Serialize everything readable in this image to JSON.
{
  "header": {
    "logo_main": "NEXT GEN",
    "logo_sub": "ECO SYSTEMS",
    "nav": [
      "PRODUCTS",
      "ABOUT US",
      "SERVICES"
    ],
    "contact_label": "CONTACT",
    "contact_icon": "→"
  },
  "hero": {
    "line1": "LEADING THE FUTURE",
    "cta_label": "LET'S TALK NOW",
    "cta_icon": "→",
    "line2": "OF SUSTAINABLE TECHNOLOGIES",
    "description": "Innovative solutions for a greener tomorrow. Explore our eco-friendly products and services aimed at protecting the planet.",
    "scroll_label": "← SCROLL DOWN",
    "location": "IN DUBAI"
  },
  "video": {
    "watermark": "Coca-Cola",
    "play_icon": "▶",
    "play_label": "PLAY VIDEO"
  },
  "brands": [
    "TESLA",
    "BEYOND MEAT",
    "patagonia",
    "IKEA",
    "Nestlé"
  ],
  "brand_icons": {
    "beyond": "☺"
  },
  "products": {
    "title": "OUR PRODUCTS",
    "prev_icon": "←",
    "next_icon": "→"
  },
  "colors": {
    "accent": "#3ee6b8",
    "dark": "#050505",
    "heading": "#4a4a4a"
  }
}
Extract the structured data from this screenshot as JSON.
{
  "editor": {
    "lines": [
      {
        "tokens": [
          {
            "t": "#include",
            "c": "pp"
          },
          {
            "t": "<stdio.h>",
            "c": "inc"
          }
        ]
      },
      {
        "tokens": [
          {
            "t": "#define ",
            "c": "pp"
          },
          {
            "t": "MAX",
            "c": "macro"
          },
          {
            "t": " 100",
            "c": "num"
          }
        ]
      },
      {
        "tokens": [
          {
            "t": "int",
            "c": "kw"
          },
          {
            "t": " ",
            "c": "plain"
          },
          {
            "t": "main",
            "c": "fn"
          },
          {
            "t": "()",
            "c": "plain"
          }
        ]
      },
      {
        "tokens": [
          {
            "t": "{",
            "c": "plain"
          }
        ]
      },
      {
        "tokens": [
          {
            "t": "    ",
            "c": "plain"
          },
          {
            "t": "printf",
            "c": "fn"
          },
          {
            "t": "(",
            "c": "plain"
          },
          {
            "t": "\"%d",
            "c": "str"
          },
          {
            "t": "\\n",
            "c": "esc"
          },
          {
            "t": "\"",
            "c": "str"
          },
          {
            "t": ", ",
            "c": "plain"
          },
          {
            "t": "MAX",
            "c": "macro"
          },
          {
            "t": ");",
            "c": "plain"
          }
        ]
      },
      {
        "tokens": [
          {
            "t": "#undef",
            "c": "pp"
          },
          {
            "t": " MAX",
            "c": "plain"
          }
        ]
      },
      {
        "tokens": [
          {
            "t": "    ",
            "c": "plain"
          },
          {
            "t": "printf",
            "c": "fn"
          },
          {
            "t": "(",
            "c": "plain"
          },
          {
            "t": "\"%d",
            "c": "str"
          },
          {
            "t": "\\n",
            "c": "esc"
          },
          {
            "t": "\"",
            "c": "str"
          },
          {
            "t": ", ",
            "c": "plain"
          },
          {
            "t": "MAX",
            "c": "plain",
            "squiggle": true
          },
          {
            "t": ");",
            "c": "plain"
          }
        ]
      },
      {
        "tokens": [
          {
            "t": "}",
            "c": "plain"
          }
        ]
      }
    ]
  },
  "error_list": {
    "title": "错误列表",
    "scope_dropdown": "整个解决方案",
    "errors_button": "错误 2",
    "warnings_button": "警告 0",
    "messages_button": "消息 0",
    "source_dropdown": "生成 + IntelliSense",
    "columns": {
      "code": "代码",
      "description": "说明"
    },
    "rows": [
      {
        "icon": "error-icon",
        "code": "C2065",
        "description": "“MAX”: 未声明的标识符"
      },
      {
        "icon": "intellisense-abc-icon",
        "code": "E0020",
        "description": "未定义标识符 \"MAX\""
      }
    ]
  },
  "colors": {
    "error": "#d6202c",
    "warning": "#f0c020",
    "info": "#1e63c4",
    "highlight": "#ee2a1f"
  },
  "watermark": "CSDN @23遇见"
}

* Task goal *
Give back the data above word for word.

* Your solution *
Serialize everything readable in this image to JSON.
{
  "header": {
    "logo_main": "NEXT GEN",
    "logo_sub": "ECO SYSTEMS",
    "nav": [
      "PRODUCTS",
      "ABOUT US",
      "SERVICES"
    ],
    "contact_label": "CONTACT",
    "contact_icon": "→"
  },
  "hero": {
    "line1": "LEADING THE FUTURE",
    "cta_label": "LET'S TALK NOW",
    "cta_icon": "→",
    "line2": "OF SUSTAINABLE TECHNOLOGIES",
    "description": "Innovative solutions for a greener tomorrow. Explore our eco-friendly products and services aimed at protecting the planet.",
    "scroll_label": "← SCROLL DOWN",
    "location": "IN DUBAI"
  },
  "video": {
    "watermark": "Coca-Cola",
    "play_icon": "▶",
    "play_label": "PLAY VIDEO"
  },
  "brands": [
    "TESLA",
    "BEYOND MEAT",
    "patagonia",
    "IKEA",
    "Nestlé"
  ],
  "brand_icons": {
    "beyond": "☺"
  },
  "products": {
    "title": "OUR PRODUCTS",
    "prev_icon": "←",
    "next_icon": "→"
  },
  "colors": {
    "accent": "#3ee6b8",
    "dark": "#050505",
    "heading": "#4a4a4a"
  }
}
Extract the structured data from this screenshot as JSON.
{
  "editor": {
    "lines": [
      {
        "tokens": [
          {
            "t": "#include",
            "c": "pp"
          },
          {
            "t": "<stdio.h>",
            "c": "inc"
          }
        ]
      },
      {
        "tokens": [
          {
            "t": "#define ",
            "c": "pp"
          },
          {
            "t": "MAX",
            "c": "macro"
          },
          {
            "t": " 100",
            "c": "num"
          }
        ]
      },
      {
        "tokens": [
          {
            "t": "int",
            "c": "kw"
          },
          {
            "t": " ",
            "c": "plain"
          },
          {
            "t": "main",
            "c": "fn"
          },
          {
            "t": "()",
            "c": "plain"
          }
        ]
      },
      {
        "tokens": [
          {
            "t": "{",
            "c": "plain"
          }
        ]
      },
      {
        "tokens": [
          {
            "t": "    ",
            "c": "plain"
          },
          {
            "t": "printf",
            "c": "fn"
          },
          {
            "t": "(",
            "c": "plain"
          },
          {
            "t": "\"%d",
            "c": "str"
          },
          {
            "t": "\\n",
            "c": "esc"
          },
          {
            "t": "\"",
            "c": "str"
          },
          {
            "t": ", ",
            "c": "plain"
          },
          {
            "t": "MAX",
            "c": "macro"
          },
          {
            "t": ");",
            "c": "plain"
          }
        ]
      },
      {
        "tokens": [
          {
            "t": "#undef",
            "c": "pp"
          },
          {
            "t": " MAX",
            "c": "plain"
          }
        ]
      },
      {
        "tokens": [
          {
            "t": "    ",
            "c": "plain"
          },
          {
            "t": "printf",
            "c": "fn"
          },
          {
            "t": "(",
            "c": "plain"
          },
          {
            "t": "\"%d",
            "c": "str"
          },
          {
            "t": "\\n",
            "c": "esc"
          },
          {
            "t": "\"",
            "c": "str"
          },
          {
            "t": ", ",
            "c": "plain"
          },
          {
            "t": "MAX",
            "c": "plain",
            "squiggle": true
          },
          {
            "t": ");",
            "c": "plain"
          }
        ]
      },
      {
        "tokens": [
          {
            "t": "}",
            "c": "plain"
          }
        ]
      }
    ]
  },
  "error_list": {
    "title": "错误列表",
    "scope_dropdown": "整个解决方案",
    "errors_button": "错误 2",
    "warnings_button": "警告 0",
    "messages_button": "消息 0",
    "source_dropdown": "生成 + IntelliSense",
    "columns": {
      "code": "代码",
      "description": "说明"
    },
    "rows": [
      {
        "icon": "error-icon",
        "code": "C2065",
        "description": "“MAX”: 未声明的标识符"
      },
      {
        "icon": "intellisense-abc-icon",
        "code": "E0020",
        "description": "未定义标识符 \"MAX\""
      }
    ]
  },
  "colors": {
    "error": "#d6202c",
    "warning": "#f0c020",
    "info": "#1e63c4",
    "highlight": "#ee2a1f"
  },
  "watermark": "CSDN @23遇见"
}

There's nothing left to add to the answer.